In reply to GM0AXY:
I use http://www.ips.gov.au/HF_Systems/3/3 which gives a view of the critical frequency over the UK and Europe. I can’t class myself as any form of expert on propagation but by checking the display and comparing that to what you can hear and work you should be able to get a feel for what kind of paths are workable. The current view, based on my limited experience suggests that conditions are probably down a bit on 5MHz today.
This is not updated as often as http://www.spacew.com/www/fof2.html but I think is easy to read.
Also I live about 100miles from RAF Inskip which radiates the RAF Volmet information service on 5450kHz. I monitor the strength of Volmet to also gauge propagation. Volmet has a big antenna and a big TX unlike many SOTA activators but if Volmet is a few S points down, it’s indicative to me that I might stuggle on 5MHz.
The advantage that we Socttish stations have is that for once our distance from the population centres of England is an advantage unlike on VHF etc. It means that for me I’m about 200 miles from the 1st major UK population centre (NW England) whereas activators in say the Pennines or Lakes will be only 50 miles or so. It makes their job much more dependant on the critical frequency being higher.

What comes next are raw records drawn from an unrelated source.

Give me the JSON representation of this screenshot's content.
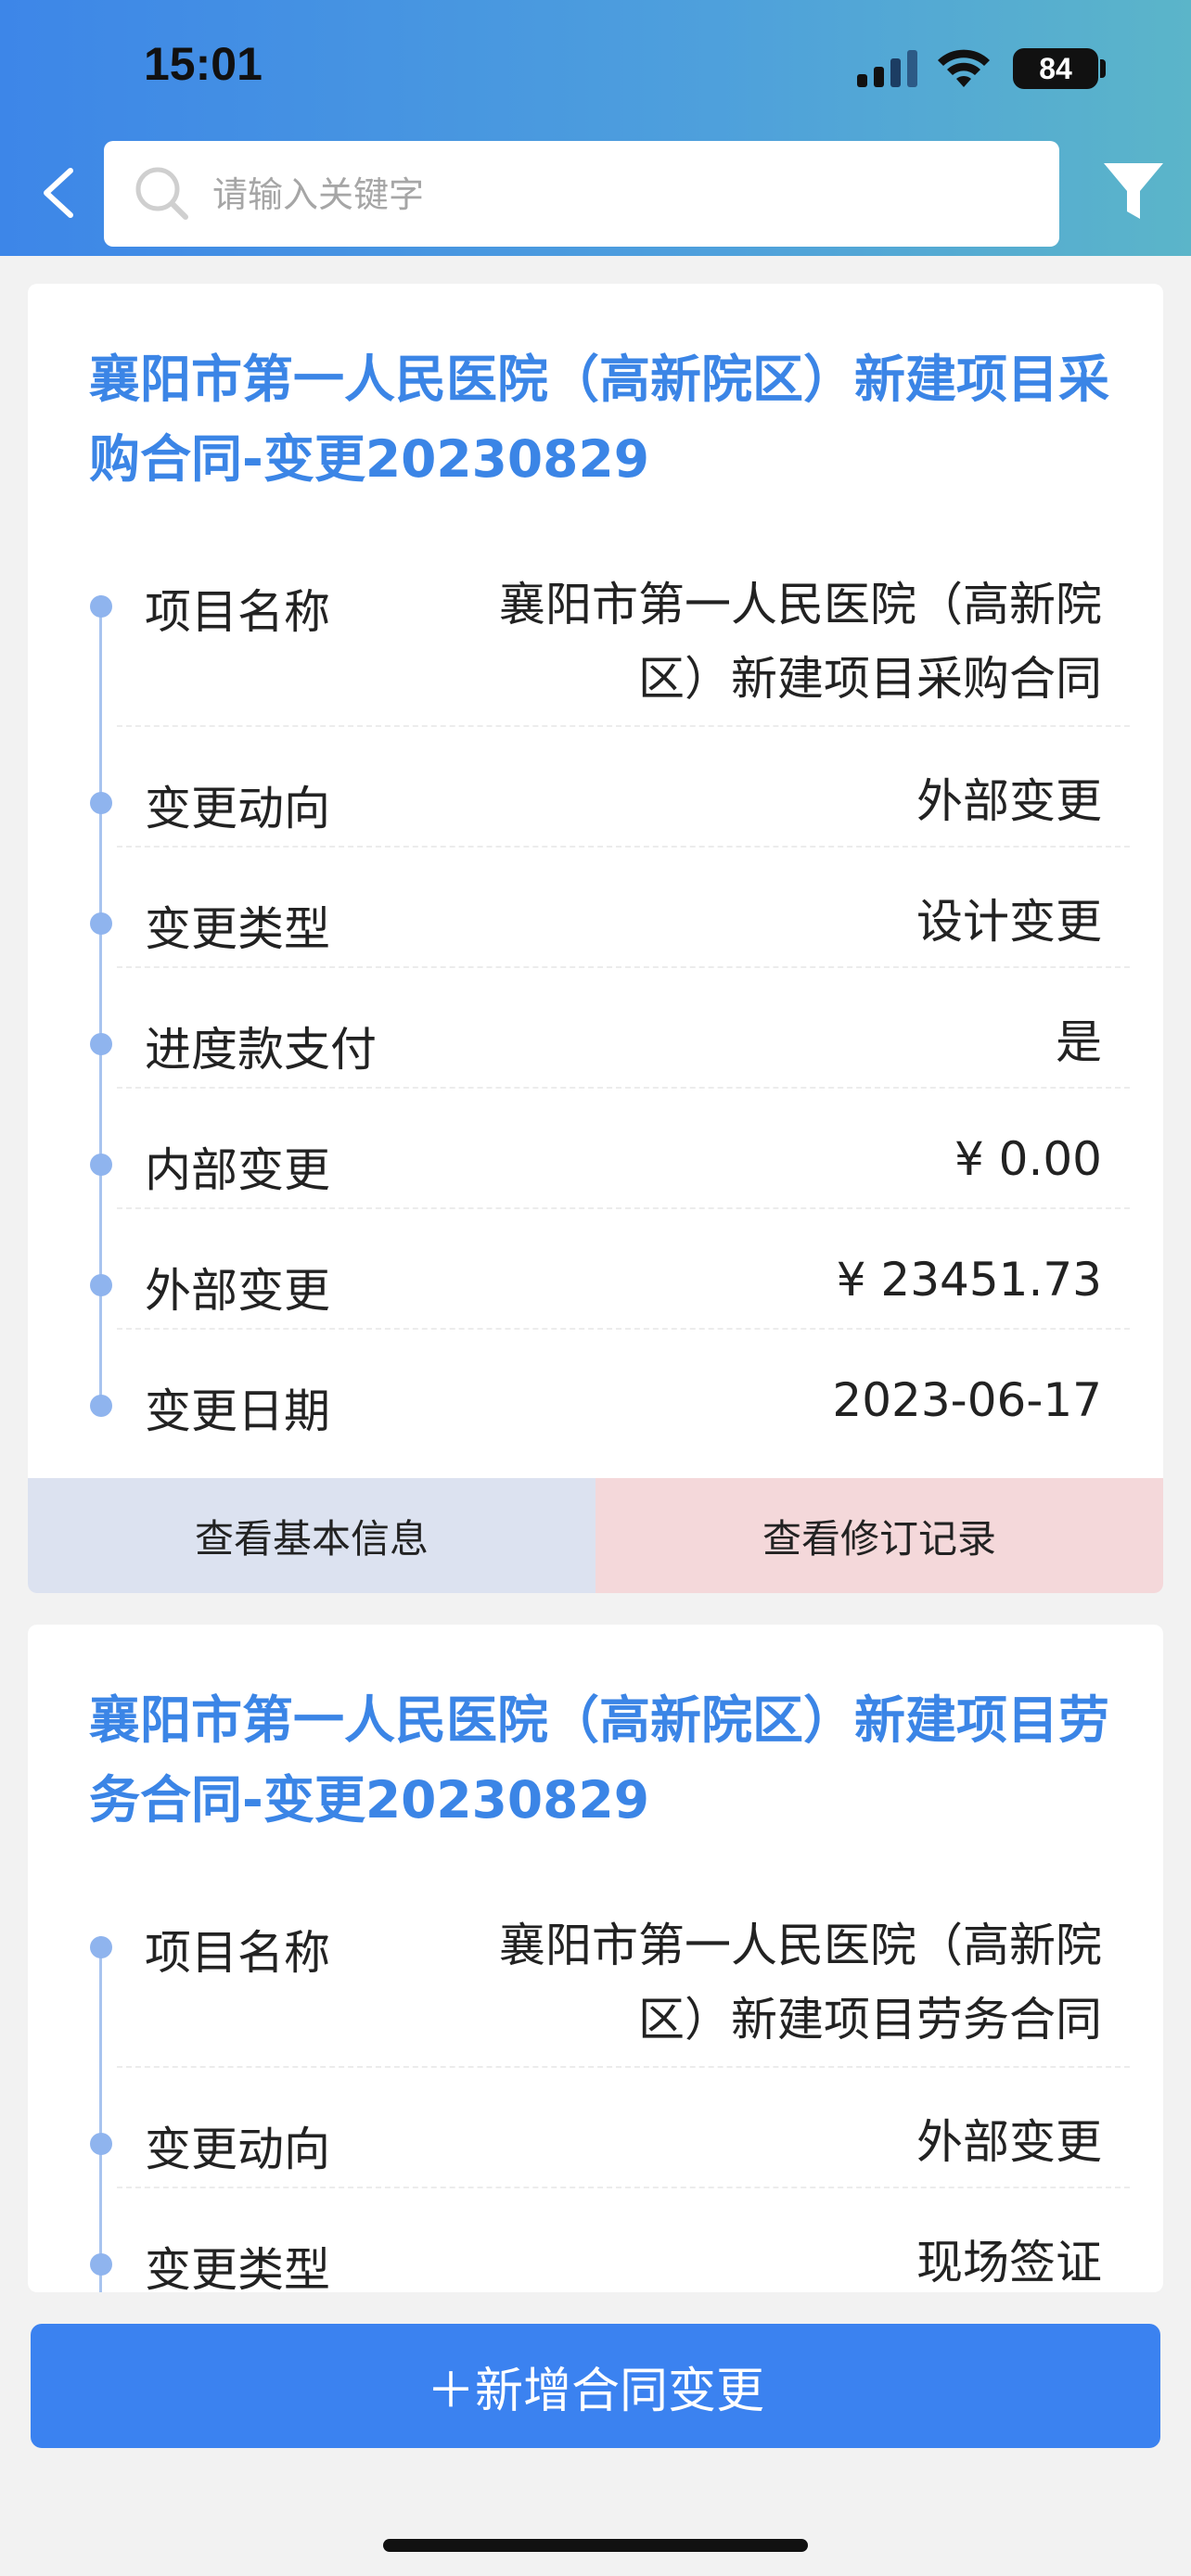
{
  "status_bar": {
    "time": "15:01",
    "battery": "84"
  },
  "search": {
    "placeholder": "请输入关键字"
  },
  "cards": [
    {
      "title": "襄阳市第一人民医院（高新院区）新建项目采购合同-变更20230829",
      "fields": [
        {
          "label": "项目名称",
          "value": "襄阳市第一人民医院（高新院区）新建项目采购合同"
        },
        {
          "label": "变更动向",
          "value": "外部变更"
        },
        {
          "label": "变更类型",
          "value": "设计变更"
        },
        {
          "label": "进度款支付",
          "value": "是"
        },
        {
          "label": "内部变更",
          "value": "¥ 0.00"
        },
        {
          "label": "外部变更",
          "value": "¥ 23451.73"
        },
        {
          "label": "变更日期",
          "value": "2023-06-17"
        }
      ],
      "btn_basic": "查看基本信息",
      "btn_history": "查看修订记录"
    },
    {
      "title": "襄阳市第一人民医院（高新院区）新建项目劳务合同-变更20230829",
      "fields": [
        {
          "label": "项目名称",
          "value": "襄阳市第一人民医院（高新院区）新建项目劳务合同"
        },
        {
          "label": "变更动向",
          "value": "外部变更"
        },
        {
          "label": "变更类型",
          "value": "现场签证"
        }
      ]
    }
  ],
  "add_button": "＋新增合同变更",
  "colors": {
    "accent": "#3b82f0",
    "title": "#3b85e6"
  }
}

Whereas when it’s low, I can still scrape some contacts to those stations 400 miles away on the South coast/East Anglia which may be marginal for English activators at only 200 miles.
I can recommend http://www.ips.gov.au/HF_Systems as there are other pages there which can be useful for activators/chasers.
Any one else with any comments to help me understand better?